_WHAT YOU HAVE TO DO:_ Produce a word-for-word copy of the listing below without its pictures.

*** INPUT DATA

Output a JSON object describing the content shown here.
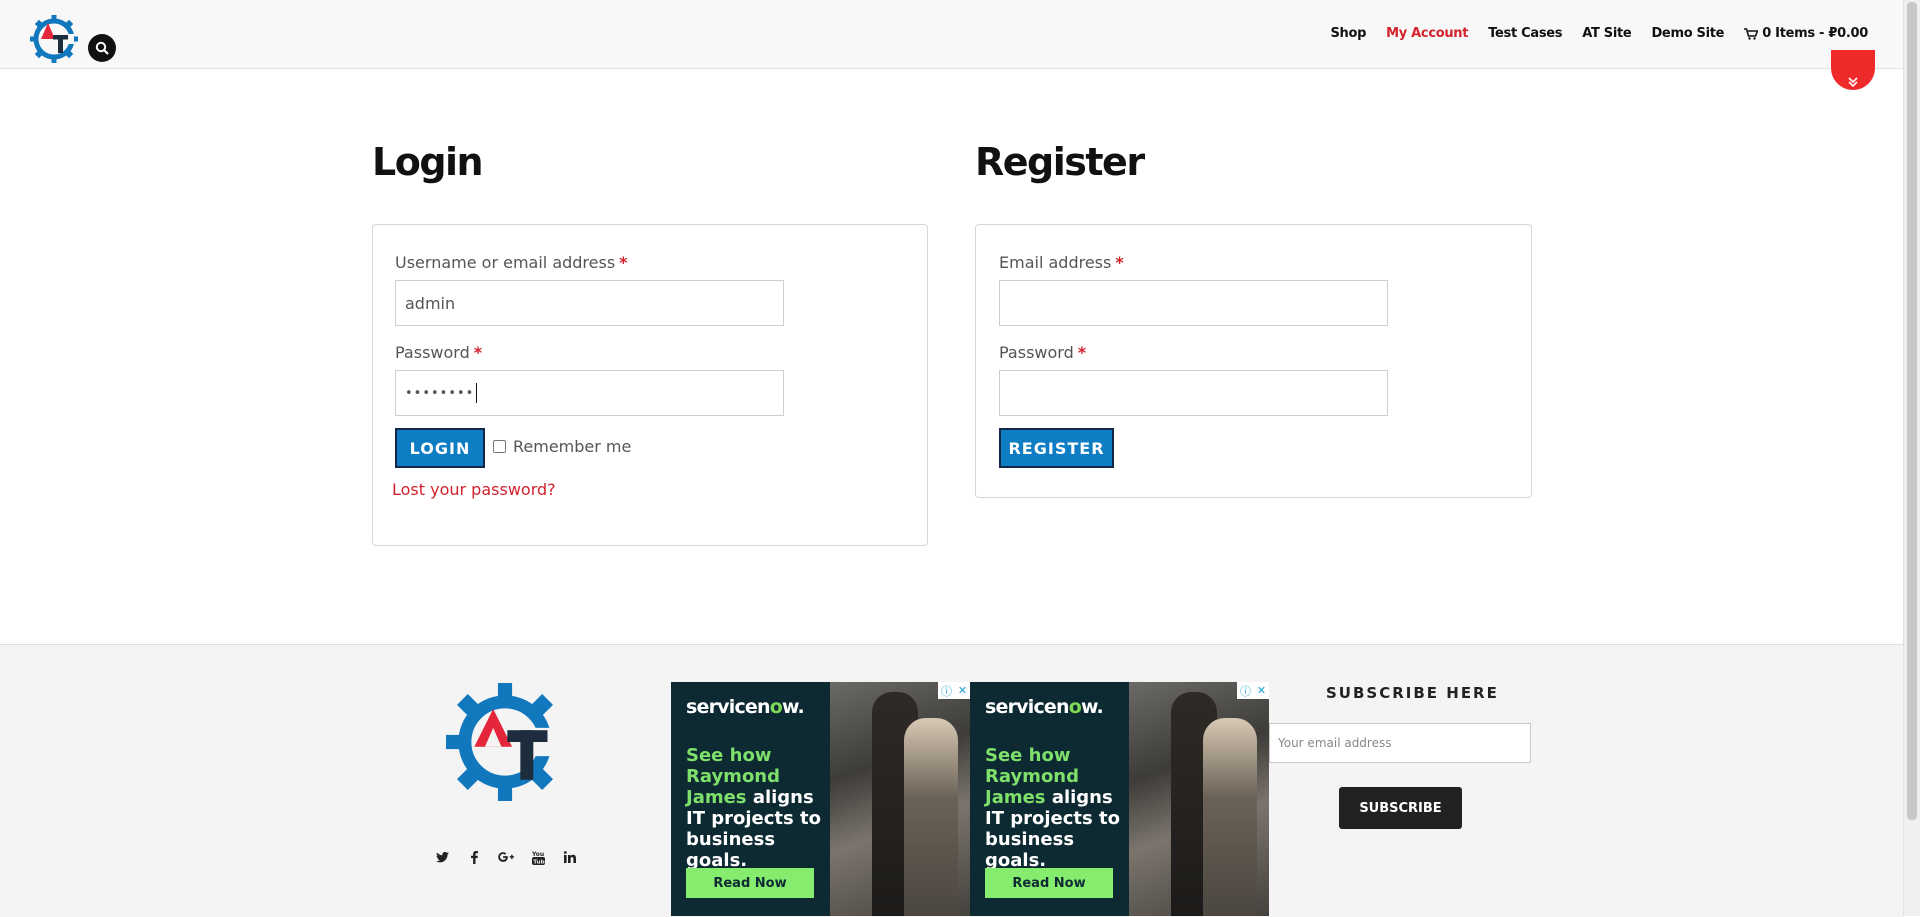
{
  "header": {
    "logo_alt": "AT",
    "nav": [
      {
        "label": "Shop"
      },
      {
        "label": "My Account",
        "active": true
      },
      {
        "label": "Test Cases"
      },
      {
        "label": "AT Site"
      },
      {
        "label": "Demo Site"
      }
    ],
    "cart_label": "0 Items - ₽0.00"
  },
  "login": {
    "title": "Login",
    "username_label": "Username or email address",
    "username_value": "admin",
    "password_label": "Password",
    "password_value": "••••••••",
    "required_mark": "*",
    "login_button": "LOGIN",
    "remember_label": "Remember me",
    "remember_checked": false,
    "lost_password": "Lost your password?"
  },
  "register": {
    "title": "Register",
    "email_label": "Email address",
    "email_value": "",
    "password_label": "Password",
    "password_value": "",
    "required_mark": "*",
    "register_button": "REGISTER"
  },
  "footer": {
    "social": [
      "twitter-icon",
      "facebook-icon",
      "google-plus-icon",
      "youtube-icon",
      "linkedin-icon"
    ],
    "ads": [
      {
        "brand_pre": "servicen",
        "brand_o": "o",
        "brand_post": "w.",
        "line_green": "See how Raymond James",
        "line_white": "aligns IT projects to business goals.",
        "cta": "Read Now"
      },
      {
        "brand_pre": "servicen",
        "brand_o": "o",
        "brand_post": "w.",
        "line_green": "See how Raymond James",
        "line_white": "aligns IT projects to business goals.",
        "cta": "Read Now"
      }
    ],
    "subscribe_title": "SUBSCRIBE HERE",
    "subscribe_placeholder": "Your email address",
    "subscribe_button": "SUBSCRIBE"
  },
  "colors": {
    "accent_red": "#d3222c",
    "button_blue": "#0f7dc3",
    "ad_green": "#86ec6e"
  }
}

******

_YOUR SOLUTION:_
Output a JSON object describing the content shown here.
{
  "header": {
    "logo_alt": "AT",
    "nav": [
      {
        "label": "Shop"
      },
      {
        "label": "My Account",
        "active": true
      },
      {
        "label": "Test Cases"
      },
      {
        "label": "AT Site"
      },
      {
        "label": "Demo Site"
      }
    ],
    "cart_label": "0 Items - ₽0.00"
  },
  "login": {
    "title": "Login",
    "username_label": "Username or email address",
    "username_value": "admin",
    "password_label": "Password",
    "password_value": "••••••••",
    "required_mark": "*",
    "login_button": "LOGIN",
    "remember_label": "Remember me",
    "remember_checked": false,
    "lost_password": "Lost your password?"
  },
  "register": {
    "title": "Register",
    "email_label": "Email address",
    "email_value": "",
    "password_label": "Password",
    "password_value": "",
    "required_mark": "*",
    "register_button": "REGISTER"
  },
  "footer": {
    "social": [
      "twitter-icon",
      "facebook-icon",
      "google-plus-icon",
      "youtube-icon",
      "linkedin-icon"
    ],
    "ads": [
      {
        "brand_pre": "servicen",
        "brand_o": "o",
        "brand_post": "w.",
        "line_green": "See how Raymond James",
        "line_white": "aligns IT projects to business goals.",
        "cta": "Read Now"
      },
      {
        "brand_pre": "servicen",
        "brand_o": "o",
        "brand_post": "w.",
        "line_green": "See how Raymond James",
        "line_white": "aligns IT projects to business goals.",
        "cta": "Read Now"
      }
    ],
    "subscribe_title": "SUBSCRIBE HERE",
    "subscribe_placeholder": "Your email address",
    "subscribe_button": "SUBSCRIBE"
  },
  "colors": {
    "accent_red": "#d3222c",
    "button_blue": "#0f7dc3",
    "ad_green": "#86ec6e"
  }
}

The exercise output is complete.